DATA SUPPLIED section start
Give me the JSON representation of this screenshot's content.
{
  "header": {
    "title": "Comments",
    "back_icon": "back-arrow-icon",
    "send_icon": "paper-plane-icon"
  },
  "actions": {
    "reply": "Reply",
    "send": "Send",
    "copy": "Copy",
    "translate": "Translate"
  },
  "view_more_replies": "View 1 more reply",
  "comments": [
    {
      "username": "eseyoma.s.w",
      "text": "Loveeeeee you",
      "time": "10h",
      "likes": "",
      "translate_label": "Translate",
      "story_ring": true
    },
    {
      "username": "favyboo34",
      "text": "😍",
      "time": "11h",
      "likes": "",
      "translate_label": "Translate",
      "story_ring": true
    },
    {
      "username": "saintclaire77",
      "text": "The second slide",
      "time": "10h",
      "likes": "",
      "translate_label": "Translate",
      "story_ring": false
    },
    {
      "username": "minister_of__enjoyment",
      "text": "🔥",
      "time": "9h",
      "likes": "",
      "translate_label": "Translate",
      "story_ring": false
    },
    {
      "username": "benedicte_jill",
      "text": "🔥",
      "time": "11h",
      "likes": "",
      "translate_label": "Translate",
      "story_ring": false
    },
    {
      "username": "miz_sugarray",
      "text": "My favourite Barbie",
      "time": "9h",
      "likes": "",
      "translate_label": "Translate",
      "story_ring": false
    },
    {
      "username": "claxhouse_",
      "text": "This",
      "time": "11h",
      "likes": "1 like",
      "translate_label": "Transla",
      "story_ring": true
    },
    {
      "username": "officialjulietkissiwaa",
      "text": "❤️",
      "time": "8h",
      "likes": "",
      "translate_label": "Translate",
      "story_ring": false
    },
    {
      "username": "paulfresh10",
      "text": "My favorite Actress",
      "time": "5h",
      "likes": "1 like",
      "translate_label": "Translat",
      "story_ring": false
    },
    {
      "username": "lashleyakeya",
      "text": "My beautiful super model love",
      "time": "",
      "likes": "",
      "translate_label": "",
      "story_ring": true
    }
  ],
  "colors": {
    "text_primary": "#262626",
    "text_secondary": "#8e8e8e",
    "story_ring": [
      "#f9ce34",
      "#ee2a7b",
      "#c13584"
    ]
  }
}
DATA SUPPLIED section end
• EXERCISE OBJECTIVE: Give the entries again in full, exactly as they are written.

• SOLUTION FOR THIS TASK:
Give me the JSON representation of this screenshot's content.
{
  "header": {
    "title": "Comments",
    "back_icon": "back-arrow-icon",
    "send_icon": "paper-plane-icon"
  },
  "actions": {
    "reply": "Reply",
    "send": "Send",
    "copy": "Copy",
    "translate": "Translate"
  },
  "view_more_replies": "View 1 more reply",
  "comments": [
    {
      "username": "eseyoma.s.w",
      "text": "Loveeeeee you",
      "time": "10h",
      "likes": "",
      "translate_label": "Translate",
      "story_ring": true
    },
    {
      "username": "favyboo34",
      "text": "😍",
      "time": "11h",
      "likes": "",
      "translate_label": "Translate",
      "story_ring": true
    },
    {
      "username": "saintclaire77",
      "text": "The second slide",
      "time": "10h",
      "likes": "",
      "translate_label": "Translate",
      "story_ring": false
    },
    {
      "username": "minister_of__enjoyment",
      "text": "🔥",
      "time": "9h",
      "likes": "",
      "translate_label": "Translate",
      "story_ring": false
    },
    {
      "username": "benedicte_jill",
      "text": "🔥",
      "time": "11h",
      "likes": "",
      "translate_label": "Translate",
      "story_ring": false
    },
    {
      "username": "miz_sugarray",
      "text": "My favourite Barbie",
      "time": "9h",
      "likes": "",
      "translate_label": "Translate",
      "story_ring": false
    },
    {
      "username": "claxhouse_",
      "text": "This",
      "time": "11h",
      "likes": "1 like",
      "translate_label": "Transla",
      "story_ring": true
    },
    {
      "username": "officialjulietkissiwaa",
      "text": "❤️",
      "time": "8h",
      "likes": "",
      "translate_label": "Translate",
      "story_ring": false
    },
    {
      "username": "paulfresh10",
      "text": "My favorite Actress",
      "time": "5h",
      "likes": "1 like",
      "translate_label": "Translat",
      "story_ring": false
    },
    {
      "username": "lashleyakeya",
      "text": "My beautiful super model love",
      "time": "",
      "likes": "",
      "translate_label": "",
      "story_ring": true
    }
  ],
  "colors": {
    "text_primary": "#262626",
    "text_secondary": "#8e8e8e",
    "story_ring": [
      "#f9ce34",
      "#ee2a7b",
      "#c13584"
    ]
  }
}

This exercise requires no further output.